• Data about app and page elements:
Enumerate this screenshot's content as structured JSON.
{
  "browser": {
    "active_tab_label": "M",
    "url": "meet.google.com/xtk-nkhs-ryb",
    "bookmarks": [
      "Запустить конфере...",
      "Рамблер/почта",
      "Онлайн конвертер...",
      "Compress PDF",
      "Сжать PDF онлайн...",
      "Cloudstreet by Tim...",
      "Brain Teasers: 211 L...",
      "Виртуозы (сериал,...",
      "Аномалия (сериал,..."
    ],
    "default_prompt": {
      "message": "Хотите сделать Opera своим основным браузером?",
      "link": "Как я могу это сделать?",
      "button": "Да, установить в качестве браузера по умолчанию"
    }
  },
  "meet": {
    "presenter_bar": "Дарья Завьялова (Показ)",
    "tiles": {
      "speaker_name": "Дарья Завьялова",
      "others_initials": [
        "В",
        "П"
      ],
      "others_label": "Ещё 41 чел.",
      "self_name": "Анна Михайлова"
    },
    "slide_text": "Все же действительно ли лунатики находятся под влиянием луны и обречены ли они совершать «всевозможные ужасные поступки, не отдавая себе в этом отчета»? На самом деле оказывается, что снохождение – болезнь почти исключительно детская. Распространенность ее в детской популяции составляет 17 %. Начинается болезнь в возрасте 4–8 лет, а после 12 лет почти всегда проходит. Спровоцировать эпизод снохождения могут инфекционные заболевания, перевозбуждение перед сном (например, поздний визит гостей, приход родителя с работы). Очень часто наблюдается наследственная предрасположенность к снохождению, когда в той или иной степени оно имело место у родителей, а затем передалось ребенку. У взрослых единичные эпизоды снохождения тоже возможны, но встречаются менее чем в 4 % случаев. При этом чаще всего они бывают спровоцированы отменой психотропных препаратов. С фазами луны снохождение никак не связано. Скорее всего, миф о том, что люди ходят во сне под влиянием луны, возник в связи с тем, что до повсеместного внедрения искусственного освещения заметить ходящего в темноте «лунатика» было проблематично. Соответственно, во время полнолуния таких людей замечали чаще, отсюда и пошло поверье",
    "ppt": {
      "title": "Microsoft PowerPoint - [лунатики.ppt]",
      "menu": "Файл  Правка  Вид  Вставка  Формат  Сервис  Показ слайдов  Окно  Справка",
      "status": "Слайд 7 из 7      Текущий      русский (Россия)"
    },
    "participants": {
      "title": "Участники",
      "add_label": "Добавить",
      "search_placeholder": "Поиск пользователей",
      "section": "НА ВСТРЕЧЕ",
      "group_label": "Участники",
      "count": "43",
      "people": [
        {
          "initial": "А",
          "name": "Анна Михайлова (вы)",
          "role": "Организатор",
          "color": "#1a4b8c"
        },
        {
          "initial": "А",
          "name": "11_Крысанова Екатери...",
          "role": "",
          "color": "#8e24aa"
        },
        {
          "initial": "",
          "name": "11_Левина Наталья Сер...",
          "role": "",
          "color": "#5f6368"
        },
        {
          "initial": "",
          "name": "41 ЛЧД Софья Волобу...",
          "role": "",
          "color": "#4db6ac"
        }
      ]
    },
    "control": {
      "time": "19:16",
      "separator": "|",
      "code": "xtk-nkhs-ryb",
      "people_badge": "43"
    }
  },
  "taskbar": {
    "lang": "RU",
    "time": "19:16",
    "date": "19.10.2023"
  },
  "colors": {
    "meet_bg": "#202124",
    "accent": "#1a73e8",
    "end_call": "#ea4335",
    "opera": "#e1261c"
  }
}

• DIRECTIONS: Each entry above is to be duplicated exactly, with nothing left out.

• RESPONSE TO THE TASK:
Enumerate this screenshot's content as structured JSON.
{
  "browser": {
    "active_tab_label": "M",
    "url": "meet.google.com/xtk-nkhs-ryb",
    "bookmarks": [
      "Запустить конфере...",
      "Рамблер/почта",
      "Онлайн конвертер...",
      "Compress PDF",
      "Сжать PDF онлайн...",
      "Cloudstreet by Tim...",
      "Brain Teasers: 211 L...",
      "Виртуозы (сериал,...",
      "Аномалия (сериал,..."
    ],
    "default_prompt": {
      "message": "Хотите сделать Opera своим основным браузером?",
      "link": "Как я могу это сделать?",
      "button": "Да, установить в качестве браузера по умолчанию"
    }
  },
  "meet": {
    "presenter_bar": "Дарья Завьялова (Показ)",
    "tiles": {
      "speaker_name": "Дарья Завьялова",
      "others_initials": [
        "В",
        "П"
      ],
      "others_label": "Ещё 41 чел.",
      "self_name": "Анна Михайлова"
    },
    "slide_text": "Все же действительно ли лунатики находятся под влиянием луны и обречены ли они совершать «всевозможные ужасные поступки, не отдавая себе в этом отчета»? На самом деле оказывается, что снохождение – болезнь почти исключительно детская. Распространенность ее в детской популяции составляет 17 %. Начинается болезнь в возрасте 4–8 лет, а после 12 лет почти всегда проходит. Спровоцировать эпизод снохождения могут инфекционные заболевания, перевозбуждение перед сном (например, поздний визит гостей, приход родителя с работы). Очень часто наблюдается наследственная предрасположенность к снохождению, когда в той или иной степени оно имело место у родителей, а затем передалось ребенку. У взрослых единичные эпизоды снохождения тоже возможны, но встречаются менее чем в 4 % случаев. При этом чаще всего они бывают спровоцированы отменой психотропных препаратов. С фазами луны снохождение никак не связано. Скорее всего, миф о том, что люди ходят во сне под влиянием луны, возник в связи с тем, что до повсеместного внедрения искусственного освещения заметить ходящего в темноте «лунатика» было проблематично. Соответственно, во время полнолуния таких людей замечали чаще, отсюда и пошло поверье",
    "ppt": {
      "title": "Microsoft PowerPoint - [лунатики.ppt]",
      "menu": "Файл  Правка  Вид  Вставка  Формат  Сервис  Показ слайдов  Окно  Справка",
      "status": "Слайд 7 из 7      Текущий      русский (Россия)"
    },
    "participants": {
      "title": "Участники",
      "add_label": "Добавить",
      "search_placeholder": "Поиск пользователей",
      "section": "НА ВСТРЕЧЕ",
      "group_label": "Участники",
      "count": "43",
      "people": [
        {
          "initial": "А",
          "name": "Анна Михайлова (вы)",
          "role": "Организатор",
          "color": "#1a4b8c"
        },
        {
          "initial": "А",
          "name": "11_Крысанова Екатери...",
          "role": "",
          "color": "#8e24aa"
        },
        {
          "initial": "",
          "name": "11_Левина Наталья Сер...",
          "role": "",
          "color": "#5f6368"
        },
        {
          "initial": "",
          "name": "41 ЛЧД Софья Волобу...",
          "role": "",
          "color": "#4db6ac"
        }
      ]
    },
    "control": {
      "time": "19:16",
      "separator": "|",
      "code": "xtk-nkhs-ryb",
      "people_badge": "43"
    }
  },
  "taskbar": {
    "lang": "RU",
    "time": "19:16",
    "date": "19.10.2023"
  },
  "colors": {
    "meet_bg": "#202124",
    "accent": "#1a73e8",
    "end_call": "#ea4335",
    "opera": "#e1261c"
  }
}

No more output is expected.